* Action item: Copy each line from the records below in which the word "title" is found.
== Excerpted data ==
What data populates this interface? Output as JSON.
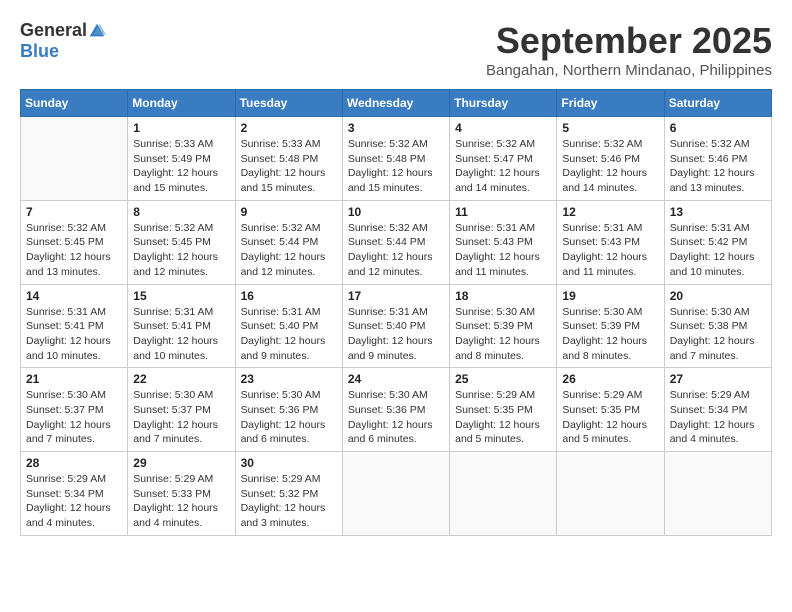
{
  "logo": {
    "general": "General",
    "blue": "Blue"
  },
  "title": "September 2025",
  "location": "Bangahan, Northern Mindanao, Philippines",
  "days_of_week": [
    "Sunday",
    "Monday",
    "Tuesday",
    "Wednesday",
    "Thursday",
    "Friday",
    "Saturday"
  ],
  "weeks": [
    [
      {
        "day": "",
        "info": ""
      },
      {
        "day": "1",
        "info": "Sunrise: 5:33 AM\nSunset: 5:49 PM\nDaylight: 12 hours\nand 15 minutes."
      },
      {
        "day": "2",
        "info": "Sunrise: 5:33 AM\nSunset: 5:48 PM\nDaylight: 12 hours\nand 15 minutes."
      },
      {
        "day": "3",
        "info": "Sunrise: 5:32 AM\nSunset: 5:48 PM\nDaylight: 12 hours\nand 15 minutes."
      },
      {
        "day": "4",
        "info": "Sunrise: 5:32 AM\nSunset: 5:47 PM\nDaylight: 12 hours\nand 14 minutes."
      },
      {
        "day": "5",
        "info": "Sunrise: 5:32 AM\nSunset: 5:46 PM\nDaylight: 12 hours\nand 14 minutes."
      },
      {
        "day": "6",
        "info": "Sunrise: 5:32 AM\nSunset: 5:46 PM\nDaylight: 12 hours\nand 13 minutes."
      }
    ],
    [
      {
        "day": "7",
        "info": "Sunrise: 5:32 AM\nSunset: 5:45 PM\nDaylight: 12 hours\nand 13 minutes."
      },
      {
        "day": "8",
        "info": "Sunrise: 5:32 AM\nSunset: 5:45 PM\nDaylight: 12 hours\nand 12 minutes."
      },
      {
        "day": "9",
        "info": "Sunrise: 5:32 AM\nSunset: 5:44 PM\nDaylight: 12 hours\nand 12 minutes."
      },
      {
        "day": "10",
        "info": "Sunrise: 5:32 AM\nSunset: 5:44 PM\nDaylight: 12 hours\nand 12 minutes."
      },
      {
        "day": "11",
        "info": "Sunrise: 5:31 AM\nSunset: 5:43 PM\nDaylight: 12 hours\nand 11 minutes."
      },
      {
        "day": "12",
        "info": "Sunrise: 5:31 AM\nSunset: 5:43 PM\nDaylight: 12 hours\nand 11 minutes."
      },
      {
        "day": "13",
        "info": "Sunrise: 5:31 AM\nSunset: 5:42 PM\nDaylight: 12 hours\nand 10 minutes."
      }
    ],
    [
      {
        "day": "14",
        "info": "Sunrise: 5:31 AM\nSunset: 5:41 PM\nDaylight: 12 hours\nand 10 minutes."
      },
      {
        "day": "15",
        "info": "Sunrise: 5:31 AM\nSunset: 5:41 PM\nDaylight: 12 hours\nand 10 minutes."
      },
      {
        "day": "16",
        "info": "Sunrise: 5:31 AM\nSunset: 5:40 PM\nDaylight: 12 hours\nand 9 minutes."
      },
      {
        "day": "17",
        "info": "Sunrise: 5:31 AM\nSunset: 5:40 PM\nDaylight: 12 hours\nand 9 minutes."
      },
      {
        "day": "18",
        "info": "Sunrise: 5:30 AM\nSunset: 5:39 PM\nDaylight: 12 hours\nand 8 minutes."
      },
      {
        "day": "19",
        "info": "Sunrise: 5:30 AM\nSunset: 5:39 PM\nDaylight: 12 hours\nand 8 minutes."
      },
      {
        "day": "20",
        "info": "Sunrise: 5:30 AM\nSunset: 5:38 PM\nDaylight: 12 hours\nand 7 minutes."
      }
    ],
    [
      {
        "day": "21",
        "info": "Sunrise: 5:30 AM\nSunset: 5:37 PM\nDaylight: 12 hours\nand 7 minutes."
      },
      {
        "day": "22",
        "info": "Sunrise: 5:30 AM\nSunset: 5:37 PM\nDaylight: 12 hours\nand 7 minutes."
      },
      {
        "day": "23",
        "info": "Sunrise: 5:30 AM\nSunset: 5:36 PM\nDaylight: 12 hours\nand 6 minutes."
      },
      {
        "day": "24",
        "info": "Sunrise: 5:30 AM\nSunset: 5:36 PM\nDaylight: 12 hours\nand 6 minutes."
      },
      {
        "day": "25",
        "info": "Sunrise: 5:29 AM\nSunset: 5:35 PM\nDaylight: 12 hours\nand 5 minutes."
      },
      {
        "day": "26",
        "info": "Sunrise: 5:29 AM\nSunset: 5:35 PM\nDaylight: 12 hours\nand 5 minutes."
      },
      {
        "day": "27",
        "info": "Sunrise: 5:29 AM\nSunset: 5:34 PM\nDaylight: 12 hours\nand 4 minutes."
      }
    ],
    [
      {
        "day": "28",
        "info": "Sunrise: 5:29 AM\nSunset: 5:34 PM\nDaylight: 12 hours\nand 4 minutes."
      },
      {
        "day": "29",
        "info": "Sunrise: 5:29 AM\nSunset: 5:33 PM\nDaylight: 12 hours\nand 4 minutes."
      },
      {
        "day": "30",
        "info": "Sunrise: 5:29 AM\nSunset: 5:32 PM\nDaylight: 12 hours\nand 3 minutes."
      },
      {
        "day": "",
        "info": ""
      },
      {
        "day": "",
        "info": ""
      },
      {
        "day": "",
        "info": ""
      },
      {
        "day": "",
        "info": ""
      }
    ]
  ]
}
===
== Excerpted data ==
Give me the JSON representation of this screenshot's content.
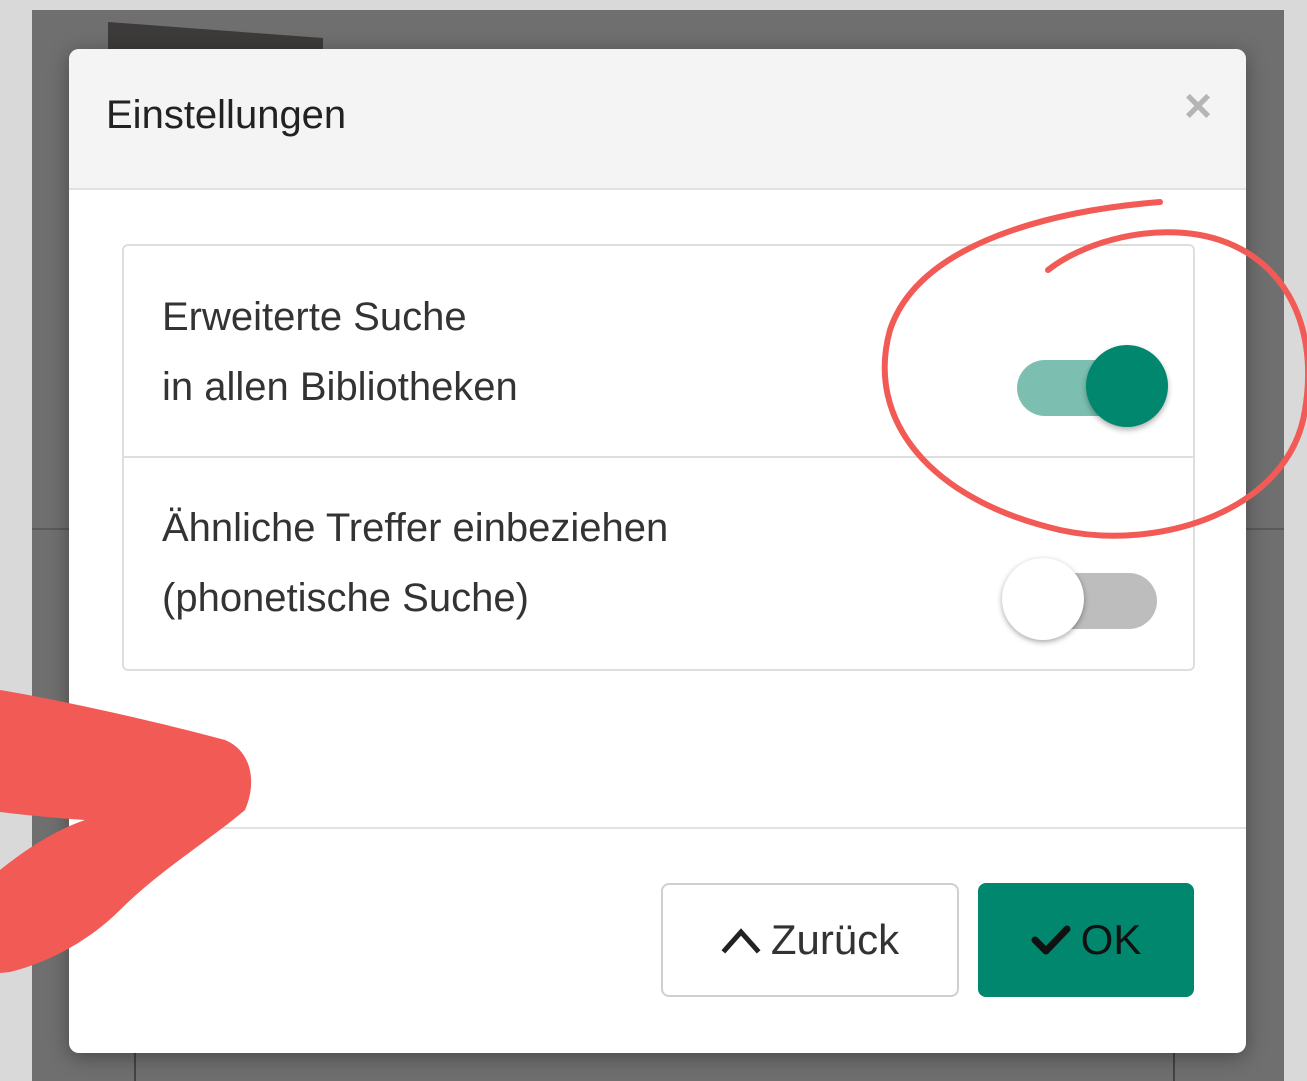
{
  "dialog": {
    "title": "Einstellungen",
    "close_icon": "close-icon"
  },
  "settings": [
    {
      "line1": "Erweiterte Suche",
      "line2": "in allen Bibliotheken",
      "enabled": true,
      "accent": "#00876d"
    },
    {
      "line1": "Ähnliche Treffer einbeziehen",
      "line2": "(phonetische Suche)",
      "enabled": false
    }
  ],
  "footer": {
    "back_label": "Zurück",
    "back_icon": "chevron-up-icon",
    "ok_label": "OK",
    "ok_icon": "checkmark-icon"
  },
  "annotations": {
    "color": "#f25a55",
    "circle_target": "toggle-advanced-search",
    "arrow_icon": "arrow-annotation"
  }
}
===
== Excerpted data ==
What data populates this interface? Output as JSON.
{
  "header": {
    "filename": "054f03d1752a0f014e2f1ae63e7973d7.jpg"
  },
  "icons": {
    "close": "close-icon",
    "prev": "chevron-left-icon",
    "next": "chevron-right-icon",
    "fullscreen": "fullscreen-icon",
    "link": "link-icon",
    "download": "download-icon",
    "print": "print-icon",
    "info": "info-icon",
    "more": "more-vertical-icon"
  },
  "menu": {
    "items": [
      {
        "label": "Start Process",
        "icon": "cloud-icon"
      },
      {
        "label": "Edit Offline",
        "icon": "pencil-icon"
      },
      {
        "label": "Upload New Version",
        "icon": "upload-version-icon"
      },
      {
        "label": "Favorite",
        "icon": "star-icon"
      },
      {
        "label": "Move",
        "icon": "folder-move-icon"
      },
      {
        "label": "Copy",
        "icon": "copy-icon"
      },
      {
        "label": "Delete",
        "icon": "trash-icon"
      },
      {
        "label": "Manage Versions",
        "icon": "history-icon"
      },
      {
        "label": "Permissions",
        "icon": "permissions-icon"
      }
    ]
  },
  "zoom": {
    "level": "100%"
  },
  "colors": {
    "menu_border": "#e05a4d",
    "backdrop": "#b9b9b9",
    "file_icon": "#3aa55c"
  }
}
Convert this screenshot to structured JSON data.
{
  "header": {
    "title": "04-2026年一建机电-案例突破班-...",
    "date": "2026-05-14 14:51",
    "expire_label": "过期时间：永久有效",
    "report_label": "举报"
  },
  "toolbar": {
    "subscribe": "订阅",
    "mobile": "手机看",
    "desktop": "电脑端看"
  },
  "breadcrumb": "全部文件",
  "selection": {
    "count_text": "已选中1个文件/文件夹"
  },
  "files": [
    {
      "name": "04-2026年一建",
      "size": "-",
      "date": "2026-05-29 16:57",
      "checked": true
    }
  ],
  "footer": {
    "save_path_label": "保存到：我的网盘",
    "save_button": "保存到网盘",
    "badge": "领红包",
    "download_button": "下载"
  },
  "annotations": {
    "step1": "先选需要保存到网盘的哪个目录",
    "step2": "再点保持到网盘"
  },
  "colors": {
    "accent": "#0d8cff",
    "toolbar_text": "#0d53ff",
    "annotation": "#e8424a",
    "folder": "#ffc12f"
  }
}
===
* Solved problem:
  "title": "September 2025",
    "title": "Einstellungen",
    "title": "04-2026年一建机电-案例突破班-...",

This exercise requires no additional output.